Interface dataset entries |
--------------------------------------------------

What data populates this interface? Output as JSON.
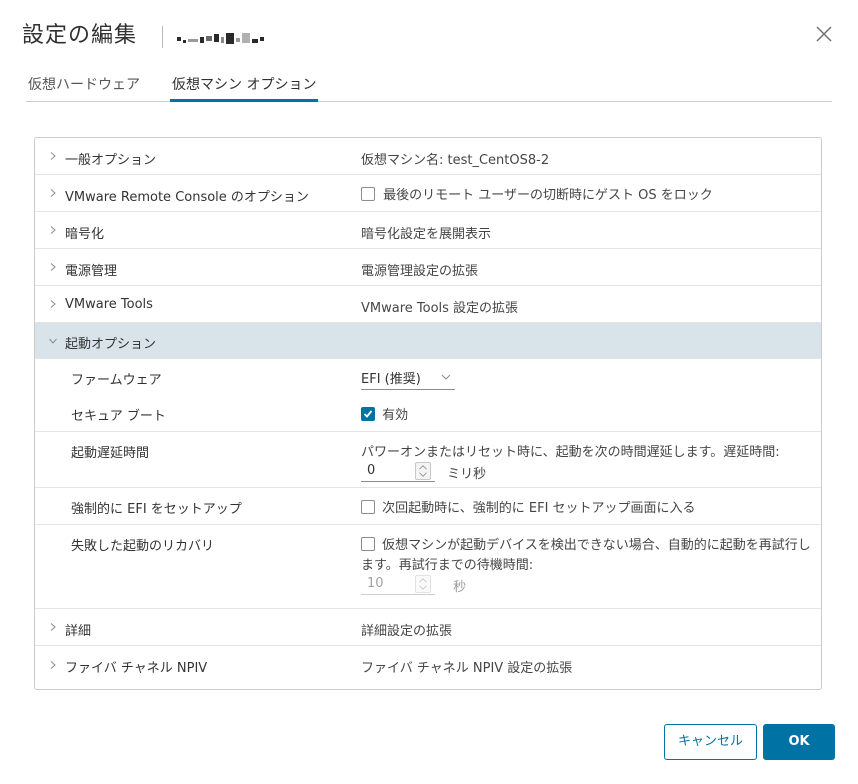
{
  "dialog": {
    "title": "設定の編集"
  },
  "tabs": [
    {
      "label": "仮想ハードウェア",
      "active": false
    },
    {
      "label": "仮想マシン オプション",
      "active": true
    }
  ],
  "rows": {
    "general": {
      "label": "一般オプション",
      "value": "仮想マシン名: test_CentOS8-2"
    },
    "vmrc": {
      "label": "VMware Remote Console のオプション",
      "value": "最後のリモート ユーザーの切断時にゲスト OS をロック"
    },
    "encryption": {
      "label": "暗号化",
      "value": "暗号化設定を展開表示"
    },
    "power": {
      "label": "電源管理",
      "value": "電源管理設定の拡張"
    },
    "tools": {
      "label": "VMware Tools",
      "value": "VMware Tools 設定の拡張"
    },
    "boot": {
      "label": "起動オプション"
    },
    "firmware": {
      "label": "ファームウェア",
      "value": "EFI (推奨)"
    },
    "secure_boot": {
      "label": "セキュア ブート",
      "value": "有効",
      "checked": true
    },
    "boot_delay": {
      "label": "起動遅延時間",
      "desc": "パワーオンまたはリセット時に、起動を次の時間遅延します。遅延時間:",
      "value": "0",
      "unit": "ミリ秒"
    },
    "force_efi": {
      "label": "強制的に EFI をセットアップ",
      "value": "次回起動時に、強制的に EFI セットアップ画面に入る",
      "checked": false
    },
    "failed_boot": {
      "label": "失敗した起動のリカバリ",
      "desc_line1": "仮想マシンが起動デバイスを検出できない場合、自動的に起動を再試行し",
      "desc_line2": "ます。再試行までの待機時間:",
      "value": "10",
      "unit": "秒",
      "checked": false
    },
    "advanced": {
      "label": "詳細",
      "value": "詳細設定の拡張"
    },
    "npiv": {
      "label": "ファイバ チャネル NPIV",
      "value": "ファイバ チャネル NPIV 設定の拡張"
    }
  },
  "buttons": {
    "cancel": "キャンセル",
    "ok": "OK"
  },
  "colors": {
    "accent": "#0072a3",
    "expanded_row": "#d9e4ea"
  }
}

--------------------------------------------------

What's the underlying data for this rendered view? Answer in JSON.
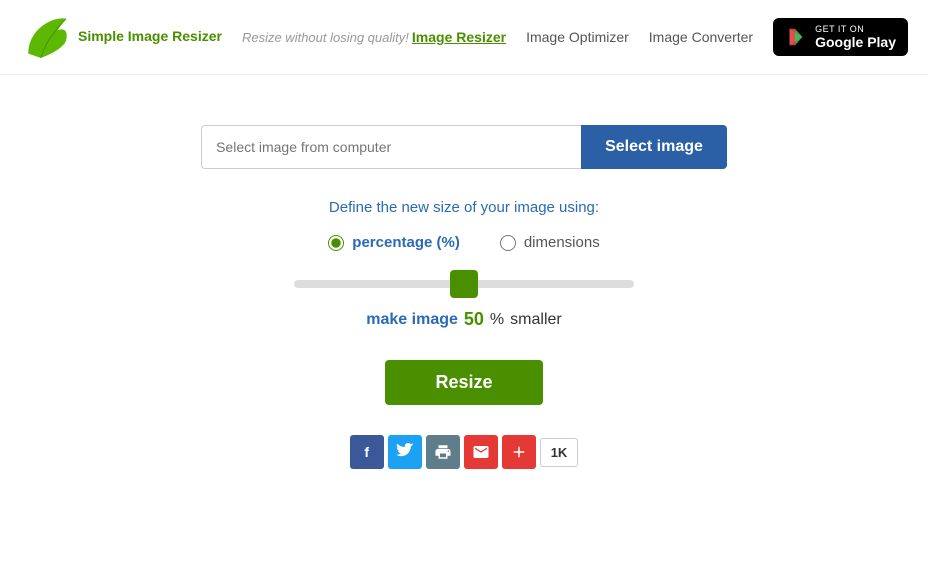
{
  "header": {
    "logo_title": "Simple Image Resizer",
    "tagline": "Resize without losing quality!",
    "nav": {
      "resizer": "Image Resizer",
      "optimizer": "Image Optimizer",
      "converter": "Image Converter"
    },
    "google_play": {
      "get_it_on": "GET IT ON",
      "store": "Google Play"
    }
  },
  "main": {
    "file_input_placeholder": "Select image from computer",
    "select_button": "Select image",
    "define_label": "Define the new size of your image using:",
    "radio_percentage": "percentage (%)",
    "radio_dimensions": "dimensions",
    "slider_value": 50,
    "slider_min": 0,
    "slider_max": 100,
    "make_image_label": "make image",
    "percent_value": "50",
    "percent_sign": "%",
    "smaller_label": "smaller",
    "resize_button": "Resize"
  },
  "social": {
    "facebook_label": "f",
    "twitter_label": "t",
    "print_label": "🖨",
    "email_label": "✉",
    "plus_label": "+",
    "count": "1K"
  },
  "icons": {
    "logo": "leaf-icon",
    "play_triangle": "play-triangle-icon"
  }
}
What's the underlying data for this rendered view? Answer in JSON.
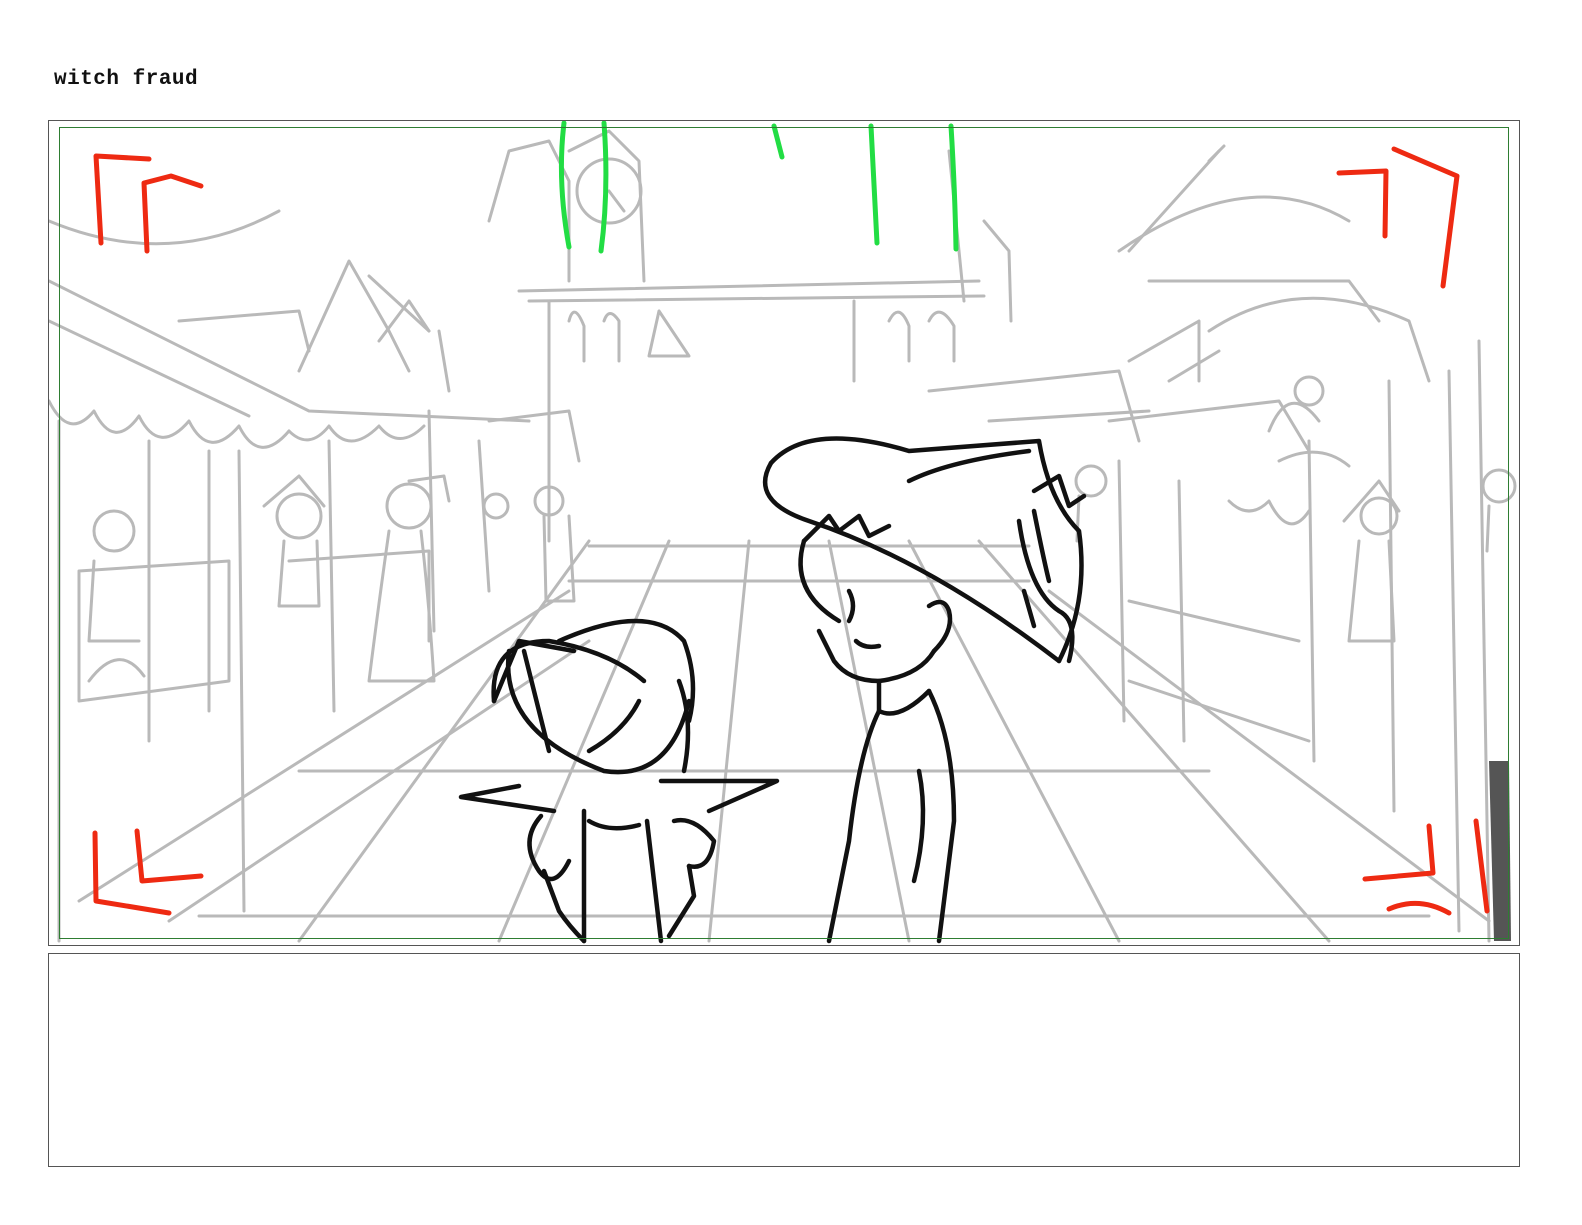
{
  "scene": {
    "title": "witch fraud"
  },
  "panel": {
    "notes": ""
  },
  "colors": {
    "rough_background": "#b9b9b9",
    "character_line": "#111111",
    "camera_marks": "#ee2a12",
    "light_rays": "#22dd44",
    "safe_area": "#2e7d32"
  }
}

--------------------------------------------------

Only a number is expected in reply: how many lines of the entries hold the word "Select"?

2